[Source: Lesley Wright, Arizona Republic] -- Scottsdale's Historic Preservation Commission on Thursday reluctantly gave in to Arizona State University's request to postpone designating the Kerr Cultural Center as an historic property. On her death in 1977, composer and arts patron Louise Lincoln Kerr bequeathed her home and performance hall at 6110 N. Scottsdale Road to the university so famed concerts and programs could continue there.
ASU had asked that the proposal be withdrawn, but came up with a compromise at the 11th hour. If the city withheld an historic zoning overlay, the university would draw up an easement, a legal document that preservation experts said would give the buildings greater protection.
The commission voted 6-0 to continue the item until March 13. "It seems to me we have to be practical and operate in the real world," said Commissioner George Hartz.
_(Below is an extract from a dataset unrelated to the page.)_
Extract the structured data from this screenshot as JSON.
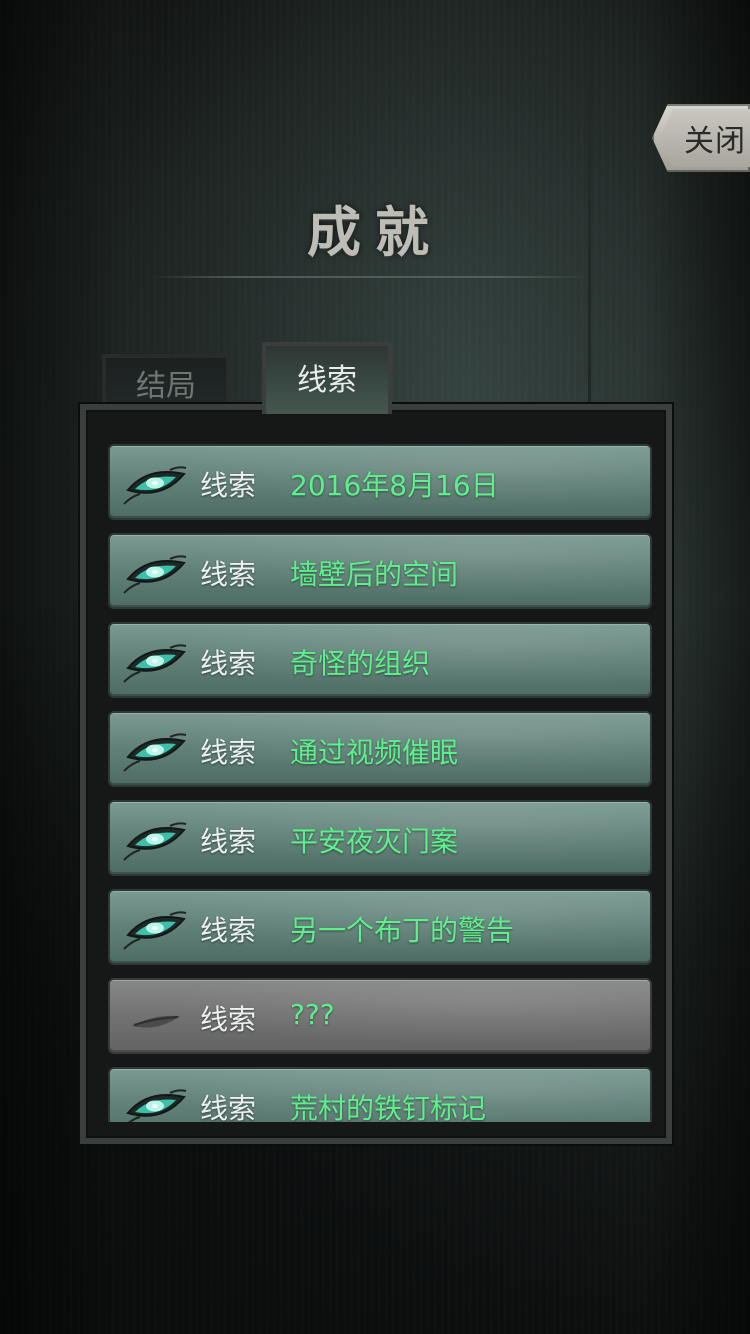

It was a disappointment to the crowd of about 40 musicians, professors, and arts lovers. No one who spoke displayed much trust for the ultimate goals of the university, especially after Commissioner Chair Ed Wimmer read part of a letter from ASU's real estate division complaining about the cost of maintaining the adobe buildings in the desert environment.
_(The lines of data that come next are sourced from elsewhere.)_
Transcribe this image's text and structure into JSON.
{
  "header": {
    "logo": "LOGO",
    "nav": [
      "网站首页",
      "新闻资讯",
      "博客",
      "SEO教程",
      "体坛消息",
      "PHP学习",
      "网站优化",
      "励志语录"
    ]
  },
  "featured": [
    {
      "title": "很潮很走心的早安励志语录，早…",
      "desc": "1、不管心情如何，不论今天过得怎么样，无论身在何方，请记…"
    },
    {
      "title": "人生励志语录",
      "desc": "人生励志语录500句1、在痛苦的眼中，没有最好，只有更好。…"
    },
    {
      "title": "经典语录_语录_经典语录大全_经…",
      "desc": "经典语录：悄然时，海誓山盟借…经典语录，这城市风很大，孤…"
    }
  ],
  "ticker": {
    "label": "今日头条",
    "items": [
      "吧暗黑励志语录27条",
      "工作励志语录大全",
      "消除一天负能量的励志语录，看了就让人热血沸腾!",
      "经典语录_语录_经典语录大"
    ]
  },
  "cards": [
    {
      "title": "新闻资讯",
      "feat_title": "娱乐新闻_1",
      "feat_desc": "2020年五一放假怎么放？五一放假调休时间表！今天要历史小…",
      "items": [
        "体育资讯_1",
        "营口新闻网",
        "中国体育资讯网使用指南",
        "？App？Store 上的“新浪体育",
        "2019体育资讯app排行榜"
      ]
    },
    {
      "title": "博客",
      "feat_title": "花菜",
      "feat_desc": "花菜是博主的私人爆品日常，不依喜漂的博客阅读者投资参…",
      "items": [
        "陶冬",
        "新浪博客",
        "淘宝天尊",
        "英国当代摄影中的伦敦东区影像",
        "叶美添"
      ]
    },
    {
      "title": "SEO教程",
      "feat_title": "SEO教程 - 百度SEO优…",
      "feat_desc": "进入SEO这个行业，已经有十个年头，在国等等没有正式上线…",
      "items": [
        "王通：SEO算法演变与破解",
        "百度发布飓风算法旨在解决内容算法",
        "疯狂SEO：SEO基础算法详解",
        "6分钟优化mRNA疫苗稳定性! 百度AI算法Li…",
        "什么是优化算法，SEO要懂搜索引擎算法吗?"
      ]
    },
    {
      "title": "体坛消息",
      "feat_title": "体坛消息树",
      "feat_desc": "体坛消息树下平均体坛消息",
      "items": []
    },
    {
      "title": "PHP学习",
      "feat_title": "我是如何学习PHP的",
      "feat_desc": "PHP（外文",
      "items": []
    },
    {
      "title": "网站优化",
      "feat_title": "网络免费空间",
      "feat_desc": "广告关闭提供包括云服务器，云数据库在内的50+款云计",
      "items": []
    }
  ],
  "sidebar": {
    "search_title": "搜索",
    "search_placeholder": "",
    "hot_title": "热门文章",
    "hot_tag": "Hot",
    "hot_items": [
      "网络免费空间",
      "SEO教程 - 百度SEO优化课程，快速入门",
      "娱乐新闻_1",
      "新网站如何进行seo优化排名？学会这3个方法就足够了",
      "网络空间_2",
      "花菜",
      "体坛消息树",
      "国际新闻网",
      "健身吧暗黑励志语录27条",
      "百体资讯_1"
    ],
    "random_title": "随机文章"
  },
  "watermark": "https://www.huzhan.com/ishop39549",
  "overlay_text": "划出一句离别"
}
"Apparently, the new American university does not care much about the old," said Jim McPherson, former president of the Arizona Preservation Foundation, which placed the Kerr Center on the state's Most Endangered Historic Places list last year.
The adobe bricks, handcrafted by Mexican artisans in 1948 and 1959, are a significant part of what makes the Kerr buildings of such iconic significance, preservationists said. Debbie Abele, the city's historic preservation officer, said that the one-story, five-room house and the studio were stunning examples of Spanish Colonial revival -- the signature style of the Southwest.
[Note: Related article in East Valley Tribune: http://www.eastvalleytribune.com/story/106375]